Beach Metro Community News
Our changing world
There has been much controversy as to whether or not nutritional supplements such as vitamins and minerals are necessary and even safe to consume. Although many people already take nutritional supplements in the hopes of maintaining optimal health or to prevent/treat illness, there is still much confusion as to what they should be taking and in what amounts.
Although vitamin-mineral supplements can be a good adjunct to the regular diet, they should not be a substitute for healthy eating. Ideally, we should try to get most of our nutrients from the food that we eat; however, this is not always possible.
The foods we are consuming today are not as nutrient-dense as the foods our ancestors ate hundreds of years ago. This is due to agricultural industry practices, food processing, and an increasing number of chemicals (flavour enhancers, preservatives, etc.) added to our food supply. Also, the nutrients contained in our fruits and vegetables come from the soil in which it is grown. Unfortunately, most of Canada’s soil is lacking in adequate minerals, such as iodine, selenium, iron, zinc, and chromium. Furthermore, freezing, thawing, microwaving, and cooking our food also diminishes what little of the nutrients that are present in the food.
Nutrient deficiency is a growing problem
Many studies have shown that most North Americans consume a diet inadequate in nutrient value. While most people may be deficient in certain vitamins and minerals, they may not realize it because their symptoms may not be very severe.
For example, vitamin C is a nutrient that we cannot produce on our own, so we must depend on the diet or other external sources for this vital nutrient. Vitamin C can be depleted in people who are under extreme or prolonged stress and also in people who smoke and therefore, their requirements for Vitamin C would be greater. A deficiency in Vitamin C can lead to: easy bruising, bleeding gums, joint pains, excessive hair loss, and fatigue.
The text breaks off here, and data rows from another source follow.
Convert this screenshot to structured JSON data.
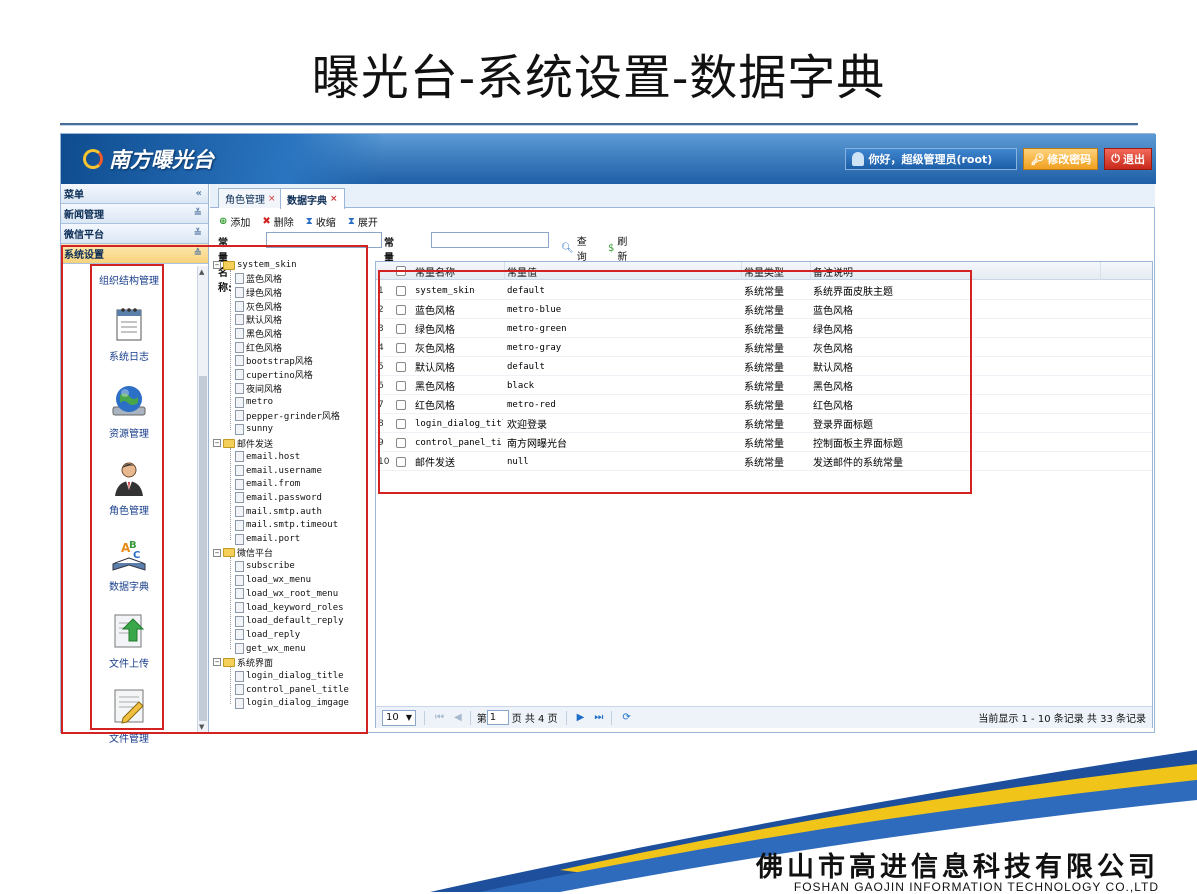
{
  "slide": {
    "title": "曝光台-系统设置-数据字典",
    "company_cn": "佛山市高进信息科技有限公司",
    "company_en": "FOSHAN GAOJIN INFORMATION TECHNOLOGY CO.,LTD"
  },
  "app": {
    "logo_text": "南方曝光台",
    "greeting": "你好，超级管理员(root)",
    "change_password": "修改密码",
    "logout": "退出"
  },
  "sidebar": {
    "menu_title": "菜单",
    "groups": [
      "新闻管理",
      "微信平台",
      "系统设置"
    ],
    "items": [
      {
        "label": "组织结构管理",
        "icon": "org-structure-icon"
      },
      {
        "label": "系统日志",
        "icon": "notepad-icon"
      },
      {
        "label": "资源管理",
        "icon": "globe-icon"
      },
      {
        "label": "角色管理",
        "icon": "user-icon"
      },
      {
        "label": "数据字典",
        "icon": "book-icon"
      },
      {
        "label": "文件上传",
        "icon": "upload-icon"
      },
      {
        "label": "文件管理",
        "icon": "file-edit-icon"
      }
    ]
  },
  "tabs": [
    {
      "label": "角色管理"
    },
    {
      "label": "数据字典"
    }
  ],
  "toolbar": {
    "add": "添加",
    "delete": "删除",
    "collapse": "收缩",
    "expand": "展开"
  },
  "search": {
    "name_label": "常量名称:",
    "name_value": "",
    "content_label": "常量内容:",
    "content_value": "",
    "query": "查询",
    "refresh": "刷新"
  },
  "tree": {
    "groups": [
      {
        "label": "system_skin",
        "children": [
          "蓝色风格",
          "绿色风格",
          "灰色风格",
          "默认风格",
          "黑色风格",
          "红色风格",
          "bootstrap风格",
          "cupertino风格",
          "夜间风格",
          "metro",
          "pepper-grinder风格",
          "sunny"
        ]
      },
      {
        "label": "邮件发送",
        "children": [
          "email.host",
          "email.username",
          "email.from",
          "email.password",
          "mail.smtp.auth",
          "mail.smtp.timeout",
          "email.port"
        ]
      },
      {
        "label": "微信平台",
        "children": [
          "subscribe",
          "load_wx_menu",
          "load_wx_root_menu",
          "load_keyword_roles",
          "load_default_reply",
          "load_reply",
          "get_wx_menu"
        ]
      },
      {
        "label": "系统界面",
        "children": [
          "login_dialog_title",
          "control_panel_title",
          "login_dialog_imgage"
        ]
      }
    ]
  },
  "table": {
    "columns": [
      "常量名称",
      "常量值",
      "常量类型",
      "备注说明"
    ],
    "rows": [
      {
        "num": "1",
        "name": "system_skin",
        "value": "default",
        "type": "系统常量",
        "note": "系统界面皮肤主题"
      },
      {
        "num": "2",
        "name": "蓝色风格",
        "value": "metro-blue",
        "type": "系统常量",
        "note": "蓝色风格"
      },
      {
        "num": "3",
        "name": "绿色风格",
        "value": "metro-green",
        "type": "系统常量",
        "note": "绿色风格"
      },
      {
        "num": "4",
        "name": "灰色风格",
        "value": "metro-gray",
        "type": "系统常量",
        "note": "灰色风格"
      },
      {
        "num": "5",
        "name": "默认风格",
        "value": "default",
        "type": "系统常量",
        "note": "默认风格"
      },
      {
        "num": "6",
        "name": "黑色风格",
        "value": "black",
        "type": "系统常量",
        "note": "黑色风格"
      },
      {
        "num": "7",
        "name": "红色风格",
        "value": "metro-red",
        "type": "系统常量",
        "note": "红色风格"
      },
      {
        "num": "8",
        "name": "login_dialog_titl",
        "value": "欢迎登录",
        "type": "系统常量",
        "note": "登录界面标题"
      },
      {
        "num": "9",
        "name": "control_panel_ti",
        "value": "南方网曝光台",
        "type": "系统常量",
        "note": "控制面板主界面标题"
      },
      {
        "num": "10",
        "name": "邮件发送",
        "value": "null",
        "type": "系统常量",
        "note": "发送邮件的系统常量"
      }
    ]
  },
  "pager": {
    "page_size": "10",
    "page_prefix": "第",
    "page_value": "1",
    "page_suffix": "页 共 4 页",
    "summary": "当前显示 1 - 10 条记录 共 33 条记录"
  },
  "colors": {
    "header_blue": "#1f5fa6",
    "highlight_red": "#d32222",
    "link_blue": "#1a3f8c"
  }
}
Vegetarians can also be deficient in Vitamin B12, iron and/or zinc, which are usually more prevalent in red meat. A deficiency in these nutrients can lead to serious consequences. In this case, supplementation of these nutrients may be necessary.
It is also now widely known that folic acid deficiency can result in a birth defect called spina bifida. Most women do not consume the required amount of folic acid in the diet in order to prevent this neural tube defect and therefore supplementation with this vitamin is recommended in women of child-bearing age who could become pregnant.
Certain factors contribute to increased nutrient depletion
Stress, lack of exercise, poor food choices, sleep deprivation, environmental chemicals, alcohol/caffeine consumption, smoking, and medications further increase our body’s demand for certain nutrients. As we encounter more of these factors, our need for nutrients also increases. This is where supplementation may also be beneficial, as we could never achieve the therapeutic amounts required from just our diet alone.
Although certain nutrients, such as vitamins A, D, and E and the minerals, have an increased potential for toxicity, they are very safe, if used in the appropriate dosages and in the proper circumstances. Remember, that anything can be toxic when taken in excessive amounts – even water.
In summary, although nutritional supplements may be beneficial, every person is different with respect to their needs. What may be appropriate for one person may not be for another. It is important to be assessed by a knowledgeable healthcare practitioner who can guide you in choosing the right nutritional supplement(s) for your situation. Dietary supplements should be treated like prescription medications. Blindly self-prescribing, without consideration of toxicity levels, individual nutrient needs, and contraindications or interactions with medications, can lead to harmful consequences, rather than the benefits that one is seeking.
Note: This article is intended for educational purposes only. It is not intended to replace proper diagnosis and treatment by a qualified healthcare professional.